DIRECTIONS:
In the material below, identify each line bearing the word "HDTV". Reproduce those lines.

MATERIAL SHOWN:
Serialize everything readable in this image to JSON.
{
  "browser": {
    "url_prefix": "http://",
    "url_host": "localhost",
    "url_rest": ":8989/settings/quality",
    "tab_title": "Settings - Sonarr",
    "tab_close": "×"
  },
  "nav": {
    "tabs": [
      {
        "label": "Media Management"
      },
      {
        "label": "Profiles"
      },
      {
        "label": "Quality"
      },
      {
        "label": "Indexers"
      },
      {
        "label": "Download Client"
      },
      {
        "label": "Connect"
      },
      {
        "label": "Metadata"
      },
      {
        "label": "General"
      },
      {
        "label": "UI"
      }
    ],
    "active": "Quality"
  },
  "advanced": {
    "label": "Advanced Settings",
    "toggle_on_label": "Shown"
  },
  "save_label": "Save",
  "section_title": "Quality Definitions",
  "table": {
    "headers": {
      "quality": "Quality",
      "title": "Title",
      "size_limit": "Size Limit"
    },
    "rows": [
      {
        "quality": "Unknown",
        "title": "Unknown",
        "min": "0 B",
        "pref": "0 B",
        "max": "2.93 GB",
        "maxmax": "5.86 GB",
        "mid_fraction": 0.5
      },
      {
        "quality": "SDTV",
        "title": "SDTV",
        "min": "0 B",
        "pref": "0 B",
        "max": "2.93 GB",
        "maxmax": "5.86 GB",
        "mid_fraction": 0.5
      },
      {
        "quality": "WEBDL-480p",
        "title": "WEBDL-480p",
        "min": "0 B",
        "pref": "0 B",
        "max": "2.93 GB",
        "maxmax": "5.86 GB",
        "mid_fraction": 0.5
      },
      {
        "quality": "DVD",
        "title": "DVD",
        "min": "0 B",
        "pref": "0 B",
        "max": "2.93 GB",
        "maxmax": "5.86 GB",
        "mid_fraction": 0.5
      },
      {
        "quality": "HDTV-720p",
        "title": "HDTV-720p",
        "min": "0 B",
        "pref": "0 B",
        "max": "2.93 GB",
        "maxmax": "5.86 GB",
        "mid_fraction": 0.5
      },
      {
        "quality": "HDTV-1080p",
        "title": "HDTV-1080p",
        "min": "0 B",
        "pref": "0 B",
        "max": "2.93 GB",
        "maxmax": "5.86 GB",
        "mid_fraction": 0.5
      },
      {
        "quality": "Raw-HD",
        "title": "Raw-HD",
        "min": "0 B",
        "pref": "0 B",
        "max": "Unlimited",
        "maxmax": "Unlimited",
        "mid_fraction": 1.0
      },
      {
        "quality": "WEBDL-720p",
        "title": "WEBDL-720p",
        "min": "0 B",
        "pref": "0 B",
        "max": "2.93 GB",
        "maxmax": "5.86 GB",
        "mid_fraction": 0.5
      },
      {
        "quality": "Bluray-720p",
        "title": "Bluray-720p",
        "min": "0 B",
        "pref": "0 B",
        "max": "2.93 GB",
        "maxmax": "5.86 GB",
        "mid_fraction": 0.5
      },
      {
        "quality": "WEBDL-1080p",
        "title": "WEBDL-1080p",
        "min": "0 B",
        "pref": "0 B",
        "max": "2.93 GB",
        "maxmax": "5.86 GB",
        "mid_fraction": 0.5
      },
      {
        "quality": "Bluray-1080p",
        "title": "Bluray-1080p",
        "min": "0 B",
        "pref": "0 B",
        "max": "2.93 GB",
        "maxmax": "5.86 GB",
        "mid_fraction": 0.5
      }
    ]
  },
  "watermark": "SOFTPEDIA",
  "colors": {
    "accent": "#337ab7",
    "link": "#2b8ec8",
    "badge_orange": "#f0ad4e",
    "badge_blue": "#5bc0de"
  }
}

FINISHED TASK:
        "quality": "HDTV-720p",
        "title": "HDTV-720p",
        "quality": "HDTV-1080p",
        "title": "HDTV-1080p",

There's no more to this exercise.